━━ Source records

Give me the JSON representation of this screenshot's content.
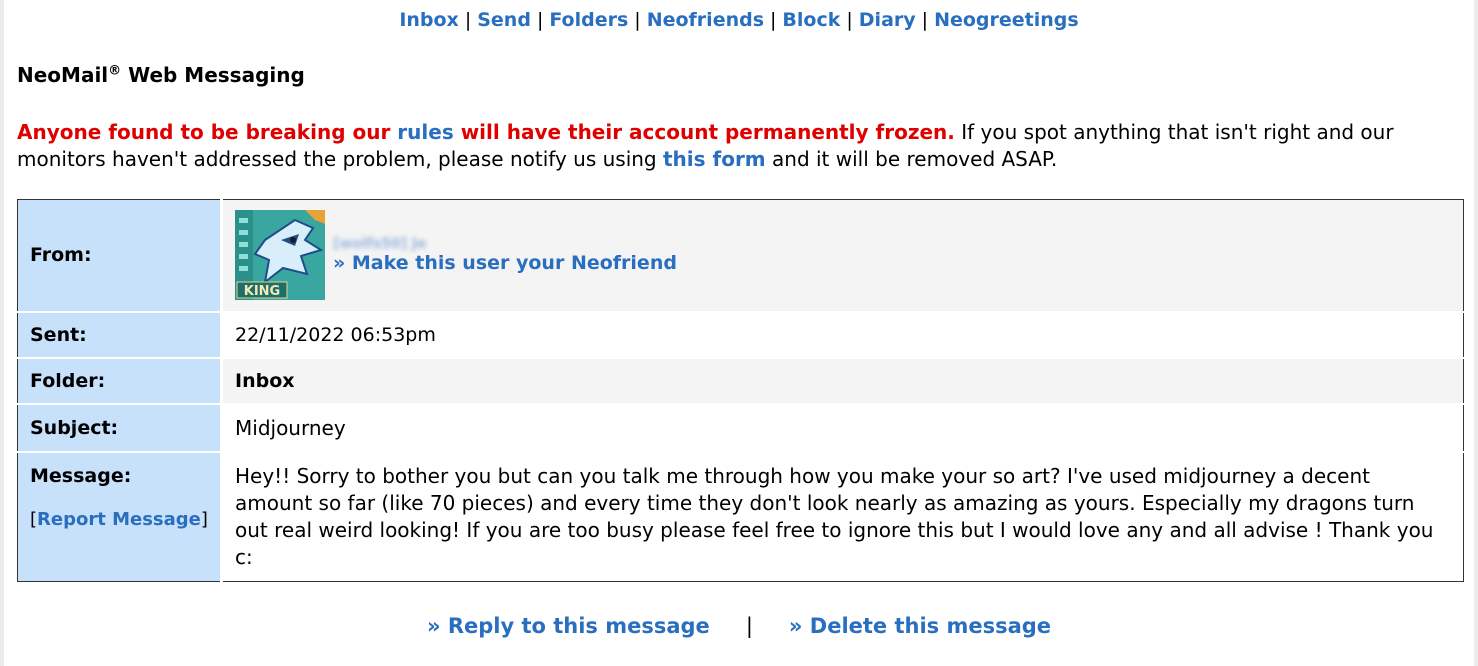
{
  "nav": {
    "items": [
      "Inbox",
      "Send",
      "Folders",
      "Neofriends",
      "Block",
      "Diary",
      "Neogreetings"
    ],
    "separator": "|"
  },
  "title": {
    "main": "NeoMail",
    "registered": "®",
    "rest": " Web Messaging"
  },
  "warning": {
    "red_1": "Anyone found to be breaking our ",
    "rules_link": "rules",
    "red_2": " will have their account permanently frozen.",
    "text_1": " If you spot anything that isn't right and our monitors haven't addressed the problem, please notify us using ",
    "form_link": "this form",
    "text_2": " and it will be removed ASAP."
  },
  "mail": {
    "from_label": "From:",
    "from_username": "[wolfs50] Je",
    "avatar_badge": "KING",
    "neofriend_link": "» Make this user your Neofriend",
    "sent_label": "Sent:",
    "sent_value": "22/11/2022 06:53pm",
    "folder_label": "Folder:",
    "folder_value": "Inbox",
    "subject_label": "Subject:",
    "subject_value": "Midjourney",
    "message_label": "Message:",
    "report_open": "[",
    "report_link": "Report Message",
    "report_close": "]",
    "message_value": "Hey!! Sorry to bother you but can you talk me through how you make your so art? I've used midjourney a decent amount so far (like 70 pieces) and every time they don't look nearly as amazing as yours. Especially my dragons turn out real weird looking! If you are too busy please feel free to ignore this but I would love any and all advise ! Thank you c:"
  },
  "actions": {
    "reply": "» Reply to this message",
    "separator": "|",
    "delete": "» Delete this message"
  },
  "colors": {
    "link": "#2a6fbf",
    "warning_red": "#e00000",
    "label_bg": "#c8e1fb"
  }
}
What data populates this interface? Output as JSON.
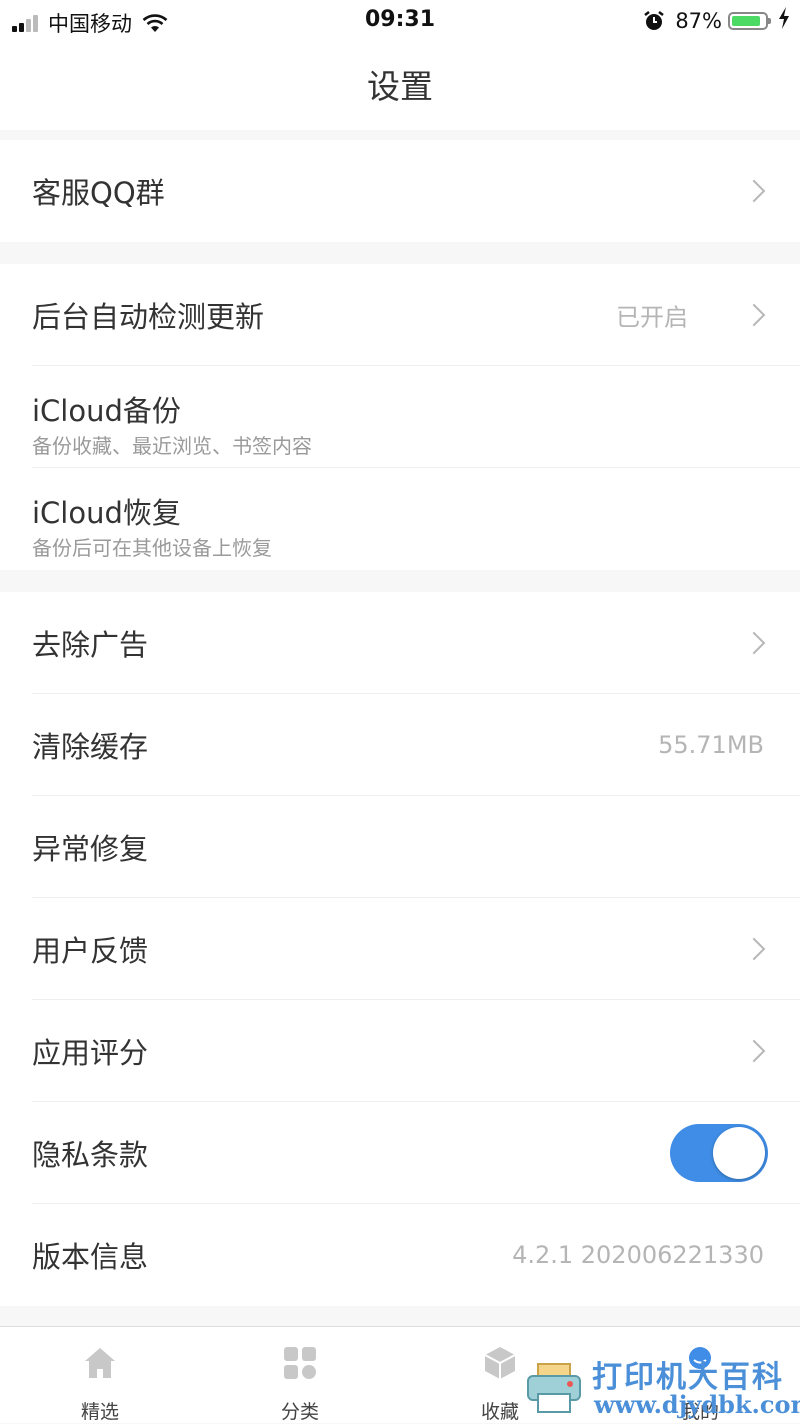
{
  "status_bar": {
    "carrier": "中国移动",
    "time": "09:31",
    "battery_percent": "87%",
    "battery_level": 0.87,
    "icons": [
      "signal-icon",
      "wifi-icon",
      "alarm-icon",
      "battery-icon",
      "charging-bolt-icon"
    ]
  },
  "nav": {
    "title": "设置"
  },
  "groups": [
    {
      "items": [
        {
          "label": "客服QQ群",
          "chevron": true
        }
      ]
    },
    {
      "items": [
        {
          "label": "后台自动检测更新",
          "value": "已开启",
          "chevron": true
        },
        {
          "label": "iCloud备份",
          "subtitle": "备份收藏、最近浏览、书签内容"
        },
        {
          "label": "iCloud恢复",
          "subtitle": "备份后可在其他设备上恢复"
        }
      ]
    },
    {
      "items": [
        {
          "label": "去除广告",
          "chevron": true
        },
        {
          "label": "清除缓存",
          "value": "55.71MB"
        },
        {
          "label": "异常修复"
        },
        {
          "label": "用户反馈",
          "chevron": true
        },
        {
          "label": "应用评分",
          "chevron": true
        },
        {
          "label": "隐私条款",
          "toggle_on": true
        },
        {
          "label": "版本信息",
          "value": "4.2.1 202006221330"
        }
      ]
    }
  ],
  "tabbar": {
    "tabs": [
      {
        "label": "精选",
        "icon": "home-icon"
      },
      {
        "label": "分类",
        "icon": "grid-icon"
      },
      {
        "label": "收藏",
        "icon": "cube-icon"
      },
      {
        "label": "我的",
        "icon": "person-icon"
      }
    ]
  },
  "watermark": {
    "line1": "打印机大百科",
    "line2": "www.djydbk.com"
  },
  "colors": {
    "accent": "#3f8de6",
    "battery": "#4cd964",
    "background": "#f7f7f7"
  }
}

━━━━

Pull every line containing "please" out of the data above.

    "text_1": " If you spot anything that isn't right and our monitors haven't addressed the problem, please notify us using ",
    "message_value": "Hey!! Sorry to bother you but can you talk me through how you make your so art? I've used midjourney a decent amount so far (like 70 pieces) and every time they don't look nearly as amazing as yours. Especially my dragons turn out real weird looking! If you are too busy please feel free to ignore this but I would love any and all advise ! Thank you c:"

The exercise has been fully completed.